- **Exercise description**:
The number of lines containing the word "color" is all you should give; count them in the records below.

- **Input data**:
*** Block opens ***

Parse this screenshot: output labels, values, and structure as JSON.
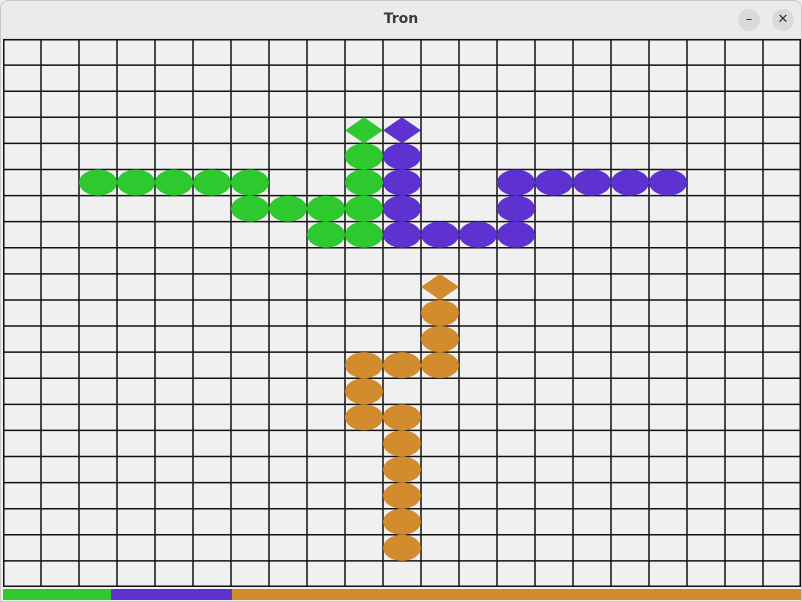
{
  "window": {
    "title": "Tron",
    "minimize_glyph": "–",
    "close_glyph": "✕"
  },
  "grid": {
    "cols": 21,
    "rows": 21
  },
  "players": [
    {
      "name": "green",
      "color": "#2ec92e",
      "head": [
        9,
        3
      ],
      "trail": [
        [
          2,
          5
        ],
        [
          3,
          5
        ],
        [
          4,
          5
        ],
        [
          5,
          5
        ],
        [
          6,
          5
        ],
        [
          6,
          6
        ],
        [
          7,
          6
        ],
        [
          8,
          6
        ],
        [
          8,
          7
        ],
        [
          9,
          7
        ],
        [
          9,
          6
        ],
        [
          9,
          5
        ],
        [
          9,
          4
        ]
      ],
      "score_share": 0.135
    },
    {
      "name": "purple",
      "color": "#5d32d0",
      "head": [
        10,
        3
      ],
      "trail": [
        [
          10,
          4
        ],
        [
          10,
          5
        ],
        [
          10,
          6
        ],
        [
          10,
          7
        ],
        [
          11,
          7
        ],
        [
          12,
          7
        ],
        [
          13,
          7
        ],
        [
          13,
          6
        ],
        [
          13,
          5
        ],
        [
          14,
          5
        ],
        [
          15,
          5
        ],
        [
          16,
          5
        ],
        [
          17,
          5
        ]
      ],
      "score_share": 0.152
    },
    {
      "name": "orange",
      "color": "#d28c2e",
      "head": [
        11,
        9
      ],
      "trail": [
        [
          11,
          10
        ],
        [
          11,
          11
        ],
        [
          11,
          12
        ],
        [
          10,
          12
        ],
        [
          9,
          12
        ],
        [
          9,
          13
        ],
        [
          9,
          14
        ],
        [
          10,
          14
        ],
        [
          10,
          15
        ],
        [
          10,
          16
        ],
        [
          10,
          17
        ],
        [
          10,
          18
        ],
        [
          10,
          19
        ]
      ],
      "score_share": 0.713
    }
  ]
}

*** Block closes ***

- **Answer**:
3